The other moment came a week or two previous, when we went to see Us, which I enjoyed immensely, although I agree it’s a bit messy. The scenes underground stayed with me for days afterwards, and I found myself thinking that there’s a particularly post-evangelical anxiety I think it activated. Not that this is a specifically post-evangelical anxiety, you see it in everything, including Buffy, and it’s probably more post-something else I’m not as familiar with. And you certainly don’t have to be anti-evangelical for the anxiety to manifest – I have a suspicion it follows around as many late-in-life Episcopalians as it does atheists (who, let’s face it, aren’t exactly far from Episcopalianism themselves.)
But the basic anxiety is this: Most of the complicated and energetic supernatural power you once believed animated the universe in is of course gone, but there’s just enough left to maintain a low-stakes, low-input version of hell. “Nothing’s real, but maybe there’s a little bit of hell” is the best way I can sum it up. To be clear, this isn’t necessarily a worldview any more than my dogged, irrational belief that Lyndon B. Johnson would have found me charming is. It’s a tic like many others, but since there’s always a part of the modern brain that whispers the worst thing you can think of is true, but only barely, it’s a particularly robust one. Buffy spent about fifteen minutes on the subject of Heaven and never (as far as I can recall) managed to populate it with any individuals, only a general sense of well-being that’s still, somehow, able to make life on earth unbearable merely by way of comparison (“I went to Heaven and all I got was this lousy post-traumatic stress disorder”). Hell and Earth, on the other hand, were absolutely chockablock with demons and bad gods, albeit usually disorganized ones.
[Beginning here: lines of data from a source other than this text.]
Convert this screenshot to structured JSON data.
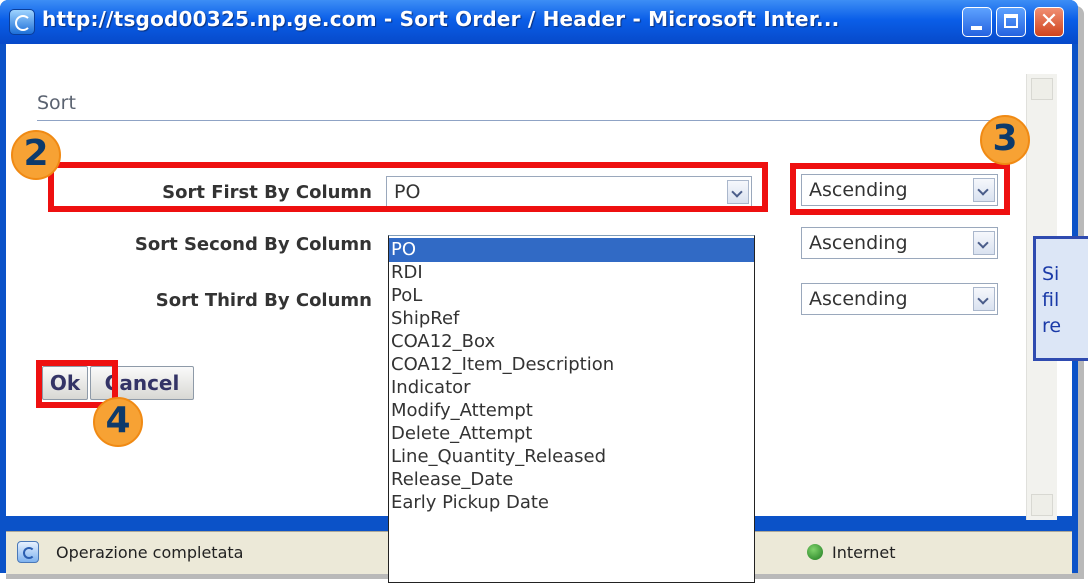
{
  "window": {
    "title": "http://tsgod00325.np.ge.com - Sort Order / Header - Microsoft Inter..."
  },
  "form": {
    "section_title": "Sort",
    "rows": [
      {
        "label": "Sort First By Column",
        "column_value": "PO",
        "order_value": "Ascending"
      },
      {
        "label": "Sort Second By Column",
        "column_value": "",
        "order_value": "Ascending"
      },
      {
        "label": "Sort Third By Column",
        "column_value": "",
        "order_value": "Ascending"
      }
    ],
    "ok_label": "Ok",
    "cancel_label": "Cancel"
  },
  "dropdown": {
    "selected": "PO",
    "options": [
      "PO",
      "RDI",
      "PoL",
      "ShipRef",
      "COA12_Box",
      "COA12_Item_Description",
      "Indicator",
      "Modify_Attempt",
      "Delete_Attempt",
      "Line_Quantity_Released",
      "Release_Date",
      "Early Pickup Date"
    ]
  },
  "status_bar": {
    "text": "Operazione completata",
    "zone": "Internet"
  },
  "annotations": {
    "badges": [
      "2",
      "3",
      "4"
    ],
    "callout_lines": [
      "Si",
      "fil",
      "re"
    ],
    "badge_color": "#f7a234",
    "box_color": "#ee1010"
  }
}
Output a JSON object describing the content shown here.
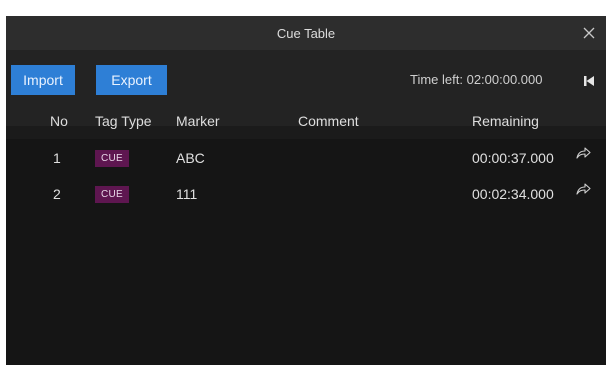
{
  "window": {
    "title": "Cue Table"
  },
  "toolbar": {
    "import_label": "Import",
    "export_label": "Export",
    "time_left": "Time left: 02:00:00.000"
  },
  "table": {
    "columns": {
      "no": "No",
      "tag_type": "Tag Type",
      "marker": "Marker",
      "comment": "Comment",
      "remaining": "Remaining"
    },
    "rows": [
      {
        "no": "1",
        "tag": "CUE",
        "marker": "ABC",
        "comment": "",
        "remaining": "00:00:37.000"
      },
      {
        "no": "2",
        "tag": "CUE",
        "marker": "111",
        "comment": "",
        "remaining": "00:02:34.000"
      }
    ]
  },
  "icons": {
    "close": "close-icon",
    "skip_back": "skip-to-start-icon",
    "share": "share-icon"
  },
  "colors": {
    "accent": "#2e7fd6",
    "tag_bg": "#5e1650",
    "background": "#1b1b1b"
  }
}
And so the idea of a hell that is thoroughly bad but almost completely natural, human, and limited in scope is one that feels immediately recognizable and compelling; the idea of a hell that exists mostly beneath the Santa Cruz Beach Boardwalk, that’s characterized primarily by grimness, repetition, and a lack of personal power, one that’s connected faintly but persistently to life on the surface made immediate, intuitive sense to me; the fear that each act, no matter how neutral-seeming, is in fact acting as a point against us, feeding a large and low-level engine of resentment. It can be difficult to scare up a sense of the transcendent, or faith in the immanent and saving power of the God of the valley of dry bones, but the little, petty Hell of the post-evangelical mind comes easily and readily to hand. A man walks into a theater and walks back out again three times to make sure nothing crazy is going on. That’s the punchline. End of joke.